Since BBs started out as the smartphones for suits – business leaders making deals over their desks, it’s funny to think of them now as the tools of hooded teenagers breaking into FootLocker with BBM used to exchange looting plans instead of stock tips.
How did that happen?
To me there’s a clear link between the ghetto/hip-hop lust for labels like Prada and Gucci and car brands like BMW (ref Nicki Minaj lyrics) and the way these kids want Blackberries.
It’s the desire for the material wealth and power that these kids don’t have: aping the high-flying city culture that they are so definitely barred from. Blackberry users are CEOS, people with soft-top cars and suits and power. Stuff these kids don’t have. Or are ever likely to get.
But they can get Blackberries and so they do.
It’s a culture that idolises material wealth and bling for the reason that it’s excluded from them. Middle-class kids who want that stuff get good grades from their nice schools and go get it. It’s much more of a distant aspiration if you’re at a sink city state school.
Yes, I’m going on rap lyrics I know. And yes, this is generalising, probably condescending. Just interested by how technology plays out in social structures.
There’s also the celebrity connection that makes BBs more attractive to kids: see our story – Why are Blackberries so popular with Hip-Hop Stars?
Then – of course – lets add that Blackberrys come at many different price points so are more affordable than iPhones, they’re also more customisable and as mentioned come with Blackberry Messenger.
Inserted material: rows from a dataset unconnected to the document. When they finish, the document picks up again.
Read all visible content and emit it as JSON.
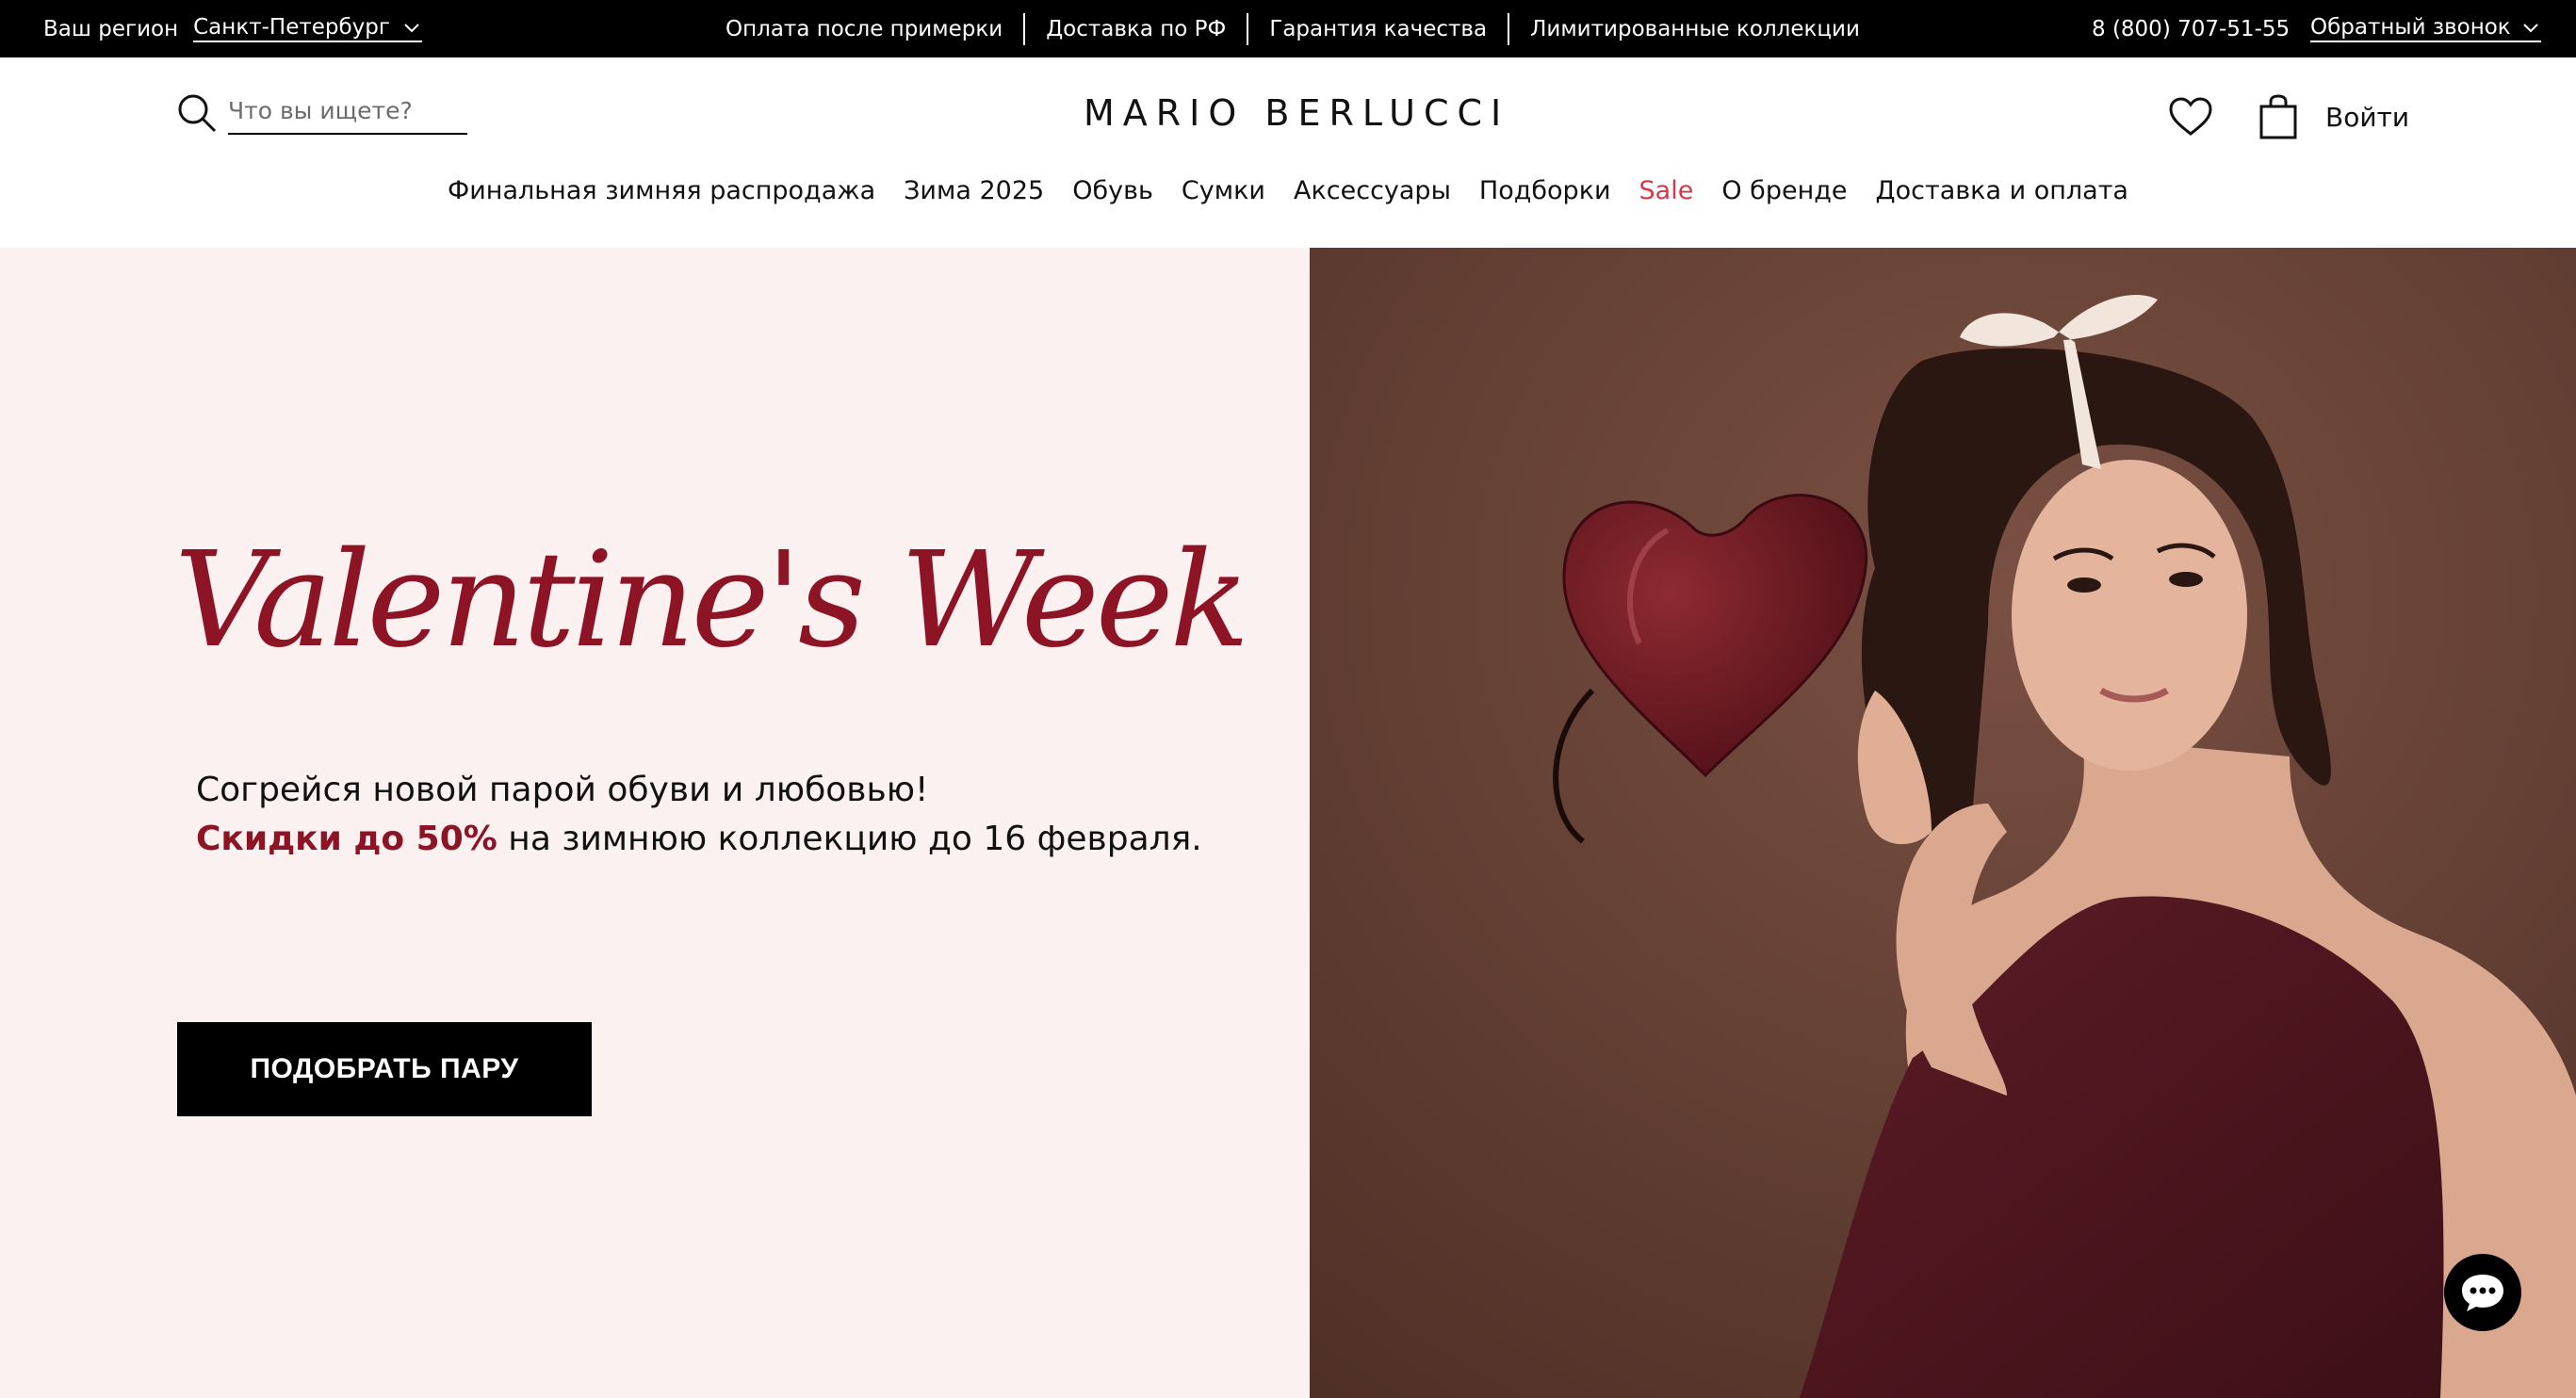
{
  "topbar": {
    "region_label": "Ваш регион",
    "region_value": "Санкт-Петербург",
    "links": [
      "Оплата после примерки",
      "Доставка по РФ",
      "Гарантия качества",
      "Лимитированные коллекции"
    ],
    "phone": "8 (800) 707-51-55",
    "callback": "Обратный звонок"
  },
  "header": {
    "search_placeholder": "Что вы ищете?",
    "logo": "MARIO BERLUCCI",
    "login": "Войти"
  },
  "nav": [
    "Финальная зимняя распродажа",
    "Зима 2025",
    "Обувь",
    "Сумки",
    "Аксессуары",
    "Подборки",
    "Sale",
    "О бренде",
    "Доставка и оплата"
  ],
  "hero": {
    "title": "Valentine's Week",
    "line1": "Согрейся новой парой обуви и любовью!",
    "line2_accent": "Скидки до 50%",
    "line2_rest": " на зимнюю коллекцию до 16 февраля.",
    "cta": "ПОДОБРАТЬ ПАРУ"
  },
  "colors": {
    "accent": "#8c1424",
    "sale": "#d13a4a",
    "hero_bg": "#fcf1f1",
    "photo_bg": "#6a4336"
  },
  "icons": [
    "chevron-down-icon",
    "search-icon",
    "heart-icon",
    "bag-icon",
    "chat-icon"
  ]
}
All attractive to a younger market with less money.
By Anna Leach | August 8th, 2011